**TASK INPUTS**
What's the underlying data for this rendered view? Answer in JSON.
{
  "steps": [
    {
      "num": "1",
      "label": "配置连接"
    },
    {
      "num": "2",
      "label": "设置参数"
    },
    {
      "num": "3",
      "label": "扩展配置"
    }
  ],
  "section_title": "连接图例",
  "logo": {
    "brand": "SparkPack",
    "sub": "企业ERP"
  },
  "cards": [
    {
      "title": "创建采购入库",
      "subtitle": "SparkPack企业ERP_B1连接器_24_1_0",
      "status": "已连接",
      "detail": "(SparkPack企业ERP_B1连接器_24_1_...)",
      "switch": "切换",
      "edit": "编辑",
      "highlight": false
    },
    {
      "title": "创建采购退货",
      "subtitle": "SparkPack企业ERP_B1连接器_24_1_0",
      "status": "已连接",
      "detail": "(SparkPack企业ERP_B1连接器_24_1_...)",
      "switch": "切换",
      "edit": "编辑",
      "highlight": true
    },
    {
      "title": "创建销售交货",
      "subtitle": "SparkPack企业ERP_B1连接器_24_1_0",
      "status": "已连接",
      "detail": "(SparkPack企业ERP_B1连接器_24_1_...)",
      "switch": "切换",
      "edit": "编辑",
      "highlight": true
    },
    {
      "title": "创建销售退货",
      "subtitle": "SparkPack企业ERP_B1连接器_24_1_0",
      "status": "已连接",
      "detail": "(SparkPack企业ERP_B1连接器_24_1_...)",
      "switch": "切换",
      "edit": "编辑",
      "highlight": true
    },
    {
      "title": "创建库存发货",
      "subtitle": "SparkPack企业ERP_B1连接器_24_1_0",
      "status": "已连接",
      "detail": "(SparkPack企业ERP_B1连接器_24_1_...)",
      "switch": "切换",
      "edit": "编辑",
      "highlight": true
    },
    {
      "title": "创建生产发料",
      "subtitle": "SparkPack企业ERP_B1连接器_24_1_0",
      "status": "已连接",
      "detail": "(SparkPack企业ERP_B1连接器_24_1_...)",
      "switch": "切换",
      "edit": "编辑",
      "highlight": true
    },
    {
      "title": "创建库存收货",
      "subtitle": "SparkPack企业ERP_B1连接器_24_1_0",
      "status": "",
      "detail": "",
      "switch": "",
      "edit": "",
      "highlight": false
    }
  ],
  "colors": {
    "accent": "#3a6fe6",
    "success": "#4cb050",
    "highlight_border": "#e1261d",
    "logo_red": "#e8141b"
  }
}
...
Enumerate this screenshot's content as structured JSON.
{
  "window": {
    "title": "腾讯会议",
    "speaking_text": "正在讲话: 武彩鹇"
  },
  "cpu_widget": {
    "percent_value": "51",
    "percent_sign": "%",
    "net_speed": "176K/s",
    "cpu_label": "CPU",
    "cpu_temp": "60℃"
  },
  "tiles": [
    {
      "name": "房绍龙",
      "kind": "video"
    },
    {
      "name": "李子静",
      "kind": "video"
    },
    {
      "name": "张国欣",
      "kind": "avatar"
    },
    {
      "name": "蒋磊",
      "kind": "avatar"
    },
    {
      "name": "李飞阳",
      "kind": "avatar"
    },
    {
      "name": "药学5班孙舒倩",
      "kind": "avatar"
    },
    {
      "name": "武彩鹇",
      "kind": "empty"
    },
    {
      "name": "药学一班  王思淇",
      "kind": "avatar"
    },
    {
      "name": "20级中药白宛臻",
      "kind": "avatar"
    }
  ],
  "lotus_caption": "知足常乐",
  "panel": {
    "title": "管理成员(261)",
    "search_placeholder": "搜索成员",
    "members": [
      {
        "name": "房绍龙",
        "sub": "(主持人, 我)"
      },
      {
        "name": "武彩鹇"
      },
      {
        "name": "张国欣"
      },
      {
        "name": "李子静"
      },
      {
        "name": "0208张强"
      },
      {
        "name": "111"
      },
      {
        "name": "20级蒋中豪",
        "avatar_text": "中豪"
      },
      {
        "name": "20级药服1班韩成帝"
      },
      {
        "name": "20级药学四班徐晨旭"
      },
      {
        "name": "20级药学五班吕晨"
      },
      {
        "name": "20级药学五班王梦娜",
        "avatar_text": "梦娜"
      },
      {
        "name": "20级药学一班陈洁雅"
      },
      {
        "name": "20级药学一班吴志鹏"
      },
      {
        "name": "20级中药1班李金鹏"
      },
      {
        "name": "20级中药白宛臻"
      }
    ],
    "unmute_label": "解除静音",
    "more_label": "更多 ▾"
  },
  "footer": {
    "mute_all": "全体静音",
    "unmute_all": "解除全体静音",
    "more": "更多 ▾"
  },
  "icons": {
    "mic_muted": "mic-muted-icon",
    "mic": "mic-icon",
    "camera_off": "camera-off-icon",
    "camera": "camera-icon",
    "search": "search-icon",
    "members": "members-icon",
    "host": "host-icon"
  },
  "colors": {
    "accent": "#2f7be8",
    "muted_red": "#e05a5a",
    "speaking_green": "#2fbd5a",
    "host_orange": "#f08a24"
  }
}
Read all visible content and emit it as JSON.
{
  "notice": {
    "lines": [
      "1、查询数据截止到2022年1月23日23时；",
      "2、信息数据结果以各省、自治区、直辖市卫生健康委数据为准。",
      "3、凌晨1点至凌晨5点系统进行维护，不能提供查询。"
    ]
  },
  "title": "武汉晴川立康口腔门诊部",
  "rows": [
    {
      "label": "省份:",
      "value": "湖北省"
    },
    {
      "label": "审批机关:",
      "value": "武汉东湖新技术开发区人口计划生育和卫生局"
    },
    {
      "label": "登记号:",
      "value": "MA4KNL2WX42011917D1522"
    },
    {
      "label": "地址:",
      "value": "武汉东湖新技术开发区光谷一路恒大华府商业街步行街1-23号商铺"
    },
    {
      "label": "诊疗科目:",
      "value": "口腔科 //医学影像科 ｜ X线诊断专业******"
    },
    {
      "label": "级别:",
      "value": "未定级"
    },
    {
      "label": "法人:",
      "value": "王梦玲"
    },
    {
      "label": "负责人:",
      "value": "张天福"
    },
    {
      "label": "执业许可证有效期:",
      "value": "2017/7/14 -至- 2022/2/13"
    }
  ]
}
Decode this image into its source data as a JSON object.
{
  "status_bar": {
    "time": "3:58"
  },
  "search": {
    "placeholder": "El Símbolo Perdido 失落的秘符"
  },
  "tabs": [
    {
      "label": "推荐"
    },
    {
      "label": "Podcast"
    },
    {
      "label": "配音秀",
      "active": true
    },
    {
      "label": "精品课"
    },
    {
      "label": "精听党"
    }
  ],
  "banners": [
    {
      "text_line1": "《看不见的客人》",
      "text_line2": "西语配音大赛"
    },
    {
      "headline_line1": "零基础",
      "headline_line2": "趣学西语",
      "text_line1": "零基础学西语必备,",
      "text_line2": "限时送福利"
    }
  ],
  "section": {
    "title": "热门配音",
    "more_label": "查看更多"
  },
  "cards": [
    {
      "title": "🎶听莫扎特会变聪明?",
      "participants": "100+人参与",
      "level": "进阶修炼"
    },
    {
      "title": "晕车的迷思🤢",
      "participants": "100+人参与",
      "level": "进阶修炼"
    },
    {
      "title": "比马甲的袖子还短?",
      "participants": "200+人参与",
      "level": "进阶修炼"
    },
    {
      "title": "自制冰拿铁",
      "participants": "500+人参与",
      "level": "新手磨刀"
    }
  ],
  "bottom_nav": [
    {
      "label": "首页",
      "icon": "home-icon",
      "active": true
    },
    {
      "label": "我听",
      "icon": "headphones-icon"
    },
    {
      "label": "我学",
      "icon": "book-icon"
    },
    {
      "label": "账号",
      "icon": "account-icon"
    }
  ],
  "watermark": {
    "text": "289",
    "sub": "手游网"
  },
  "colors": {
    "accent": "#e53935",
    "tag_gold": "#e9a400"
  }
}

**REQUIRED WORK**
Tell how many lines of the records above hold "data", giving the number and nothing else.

**OUTPUT FOR THIS TASK**
2